App and web page records
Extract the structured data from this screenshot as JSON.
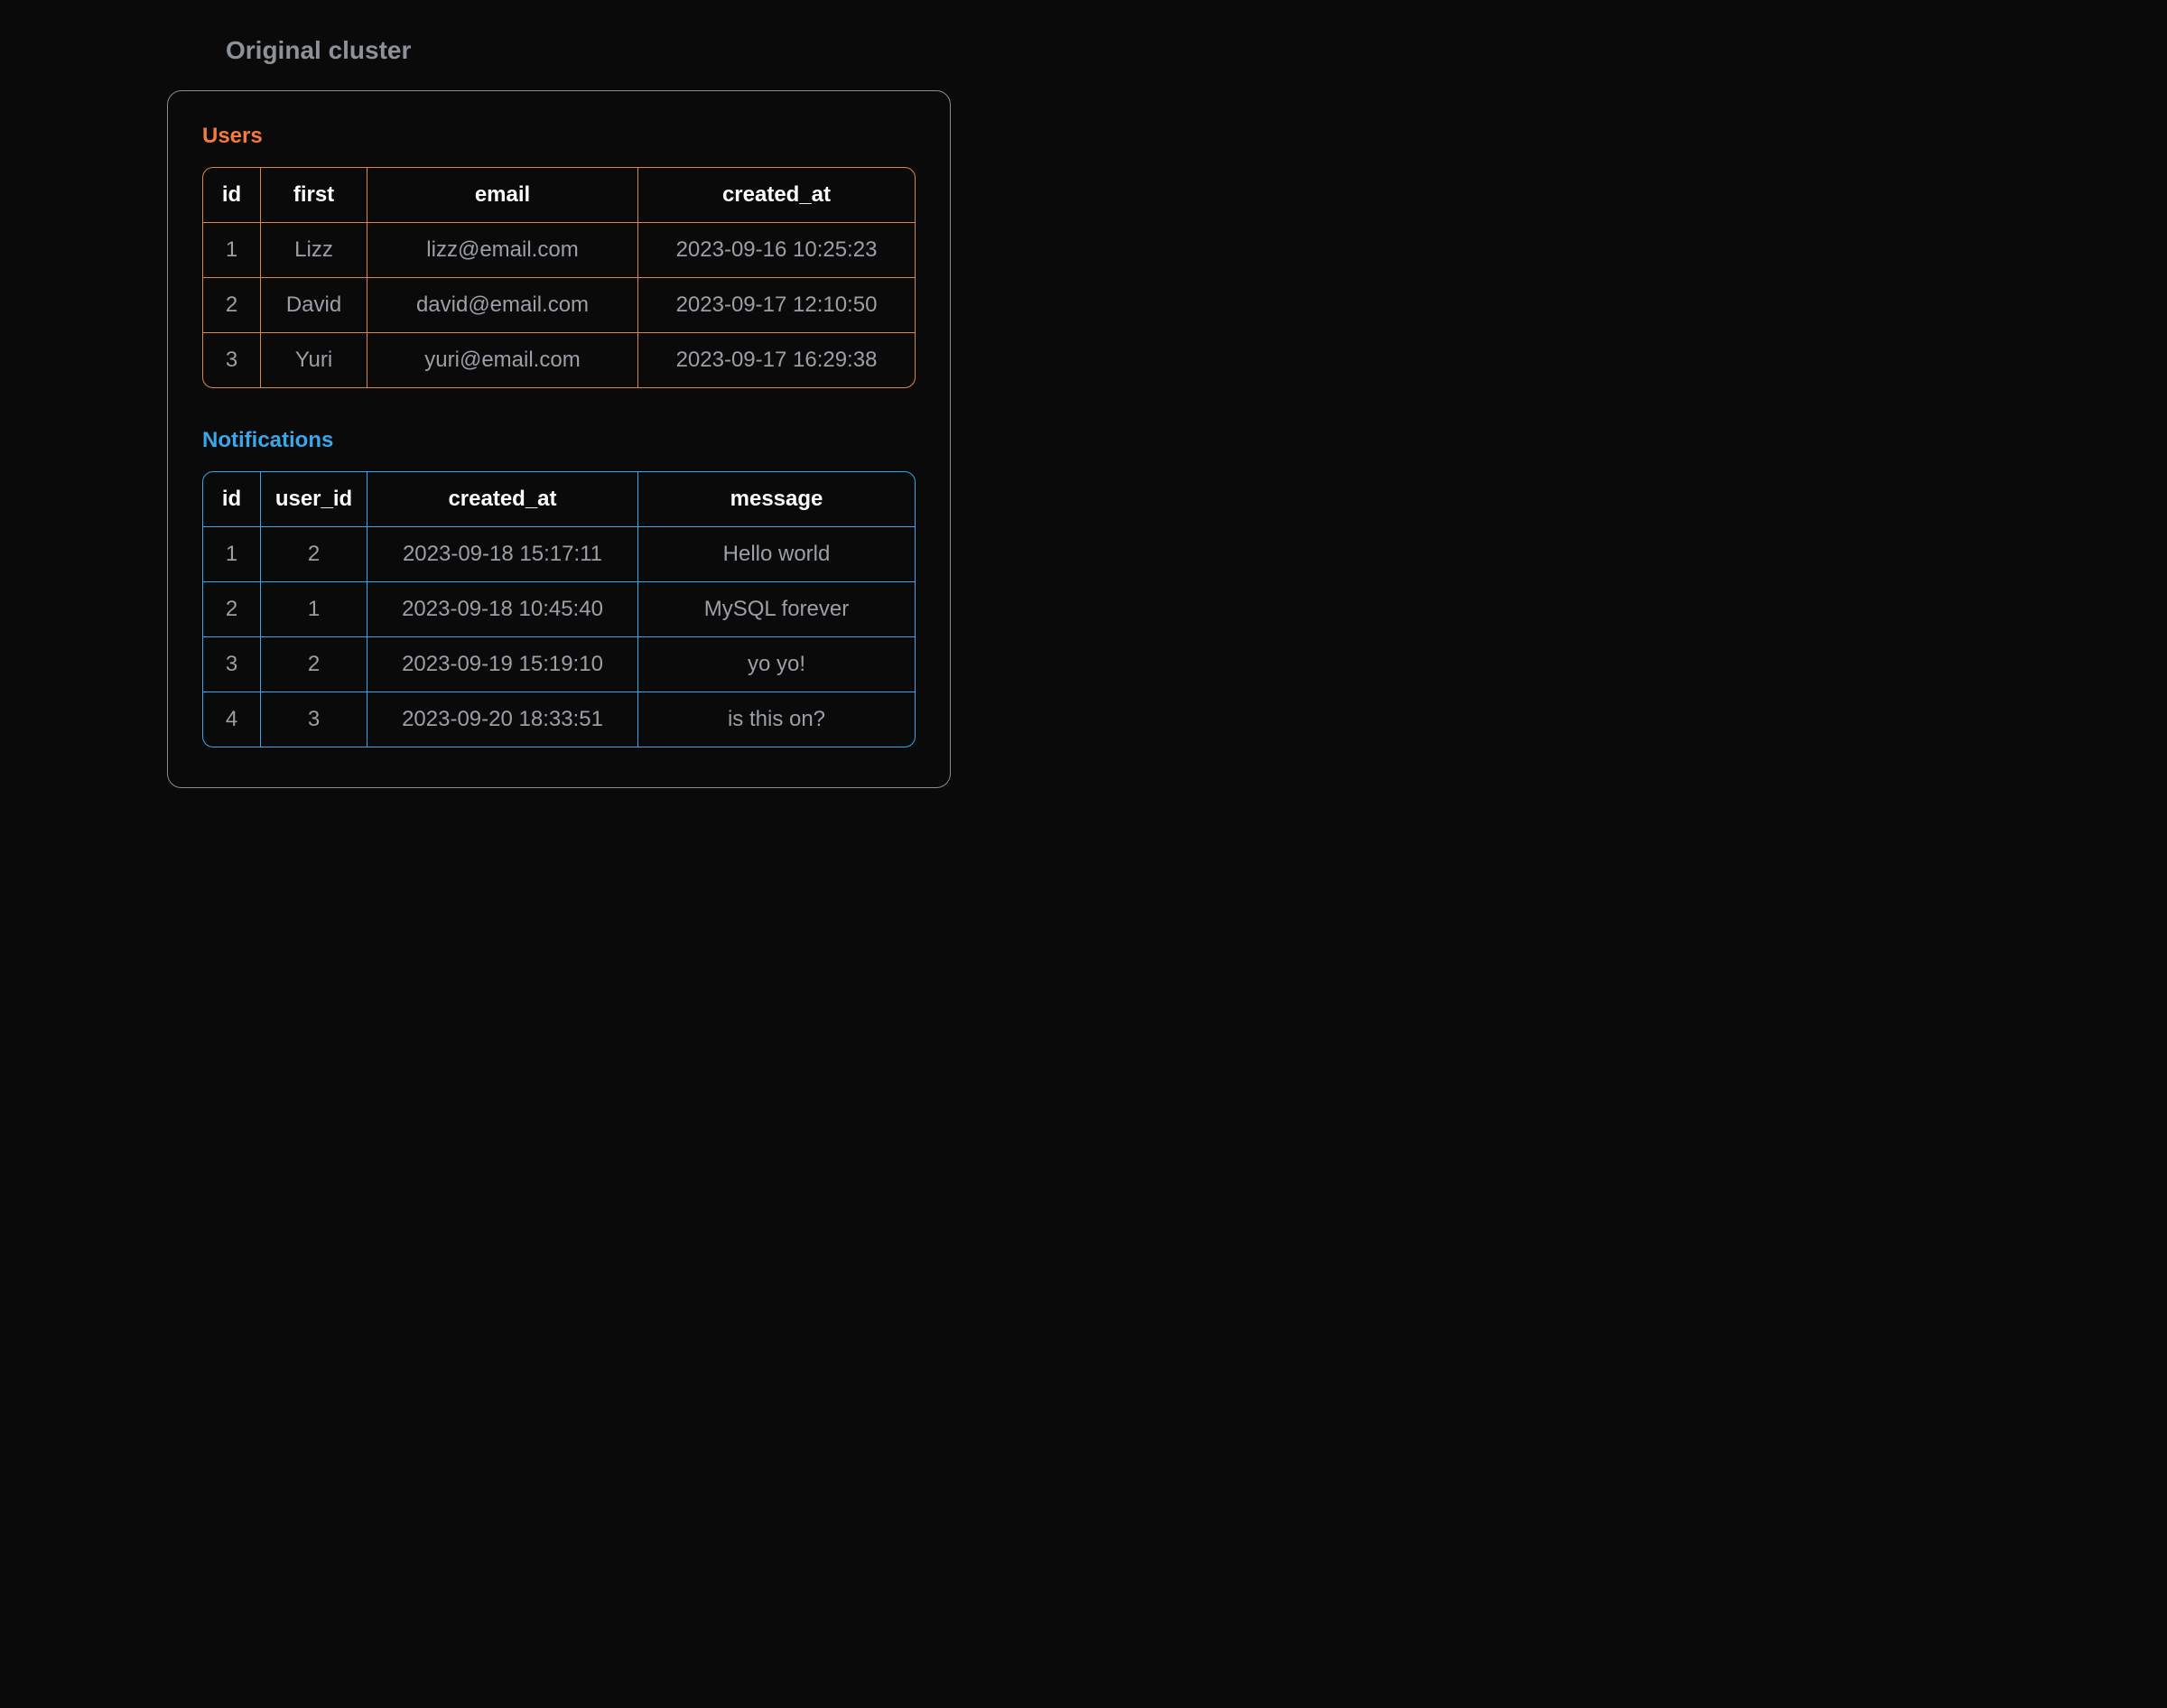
{
  "title": "Original cluster",
  "users": {
    "label": "Users",
    "headers": [
      "id",
      "first",
      "email",
      "created_at"
    ],
    "rows": [
      [
        "1",
        "Lizz",
        "lizz@email.com",
        "2023-09-16 10:25:23"
      ],
      [
        "2",
        "David",
        "david@email.com",
        "2023-09-17 12:10:50"
      ],
      [
        "3",
        "Yuri",
        "yuri@email.com",
        "2023-09-17 16:29:38"
      ]
    ]
  },
  "notifications": {
    "label": "Notifications",
    "headers": [
      "id",
      "user_id",
      "created_at",
      "message"
    ],
    "rows": [
      [
        "1",
        "2",
        "2023-09-18 15:17:11",
        "Hello world"
      ],
      [
        "2",
        "1",
        "2023-09-18 10:45:40",
        "MySQL forever"
      ],
      [
        "3",
        "2",
        "2023-09-19 15:19:10",
        "yo yo!"
      ],
      [
        "4",
        "3",
        "2023-09-20 18:33:51",
        "is this on?"
      ]
    ]
  },
  "colors": {
    "users_border": "#d9884d",
    "users_title": "#f47a3e",
    "notifications_border": "#3ba6e9",
    "notifications_title": "#3ba6e9"
  }
}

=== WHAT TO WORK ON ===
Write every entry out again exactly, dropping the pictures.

=== OUTPUT FOR THIS EXERCISE ===
Extract the structured data from this screenshot as JSON.
{
  "title": "Original cluster",
  "users": {
    "label": "Users",
    "headers": [
      "id",
      "first",
      "email",
      "created_at"
    ],
    "rows": [
      [
        "1",
        "Lizz",
        "lizz@email.com",
        "2023-09-16 10:25:23"
      ],
      [
        "2",
        "David",
        "david@email.com",
        "2023-09-17 12:10:50"
      ],
      [
        "3",
        "Yuri",
        "yuri@email.com",
        "2023-09-17 16:29:38"
      ]
    ]
  },
  "notifications": {
    "label": "Notifications",
    "headers": [
      "id",
      "user_id",
      "created_at",
      "message"
    ],
    "rows": [
      [
        "1",
        "2",
        "2023-09-18 15:17:11",
        "Hello world"
      ],
      [
        "2",
        "1",
        "2023-09-18 10:45:40",
        "MySQL forever"
      ],
      [
        "3",
        "2",
        "2023-09-19 15:19:10",
        "yo yo!"
      ],
      [
        "4",
        "3",
        "2023-09-20 18:33:51",
        "is this on?"
      ]
    ]
  },
  "colors": {
    "users_border": "#d9884d",
    "users_title": "#f47a3e",
    "notifications_border": "#3ba6e9",
    "notifications_title": "#3ba6e9"
  }
}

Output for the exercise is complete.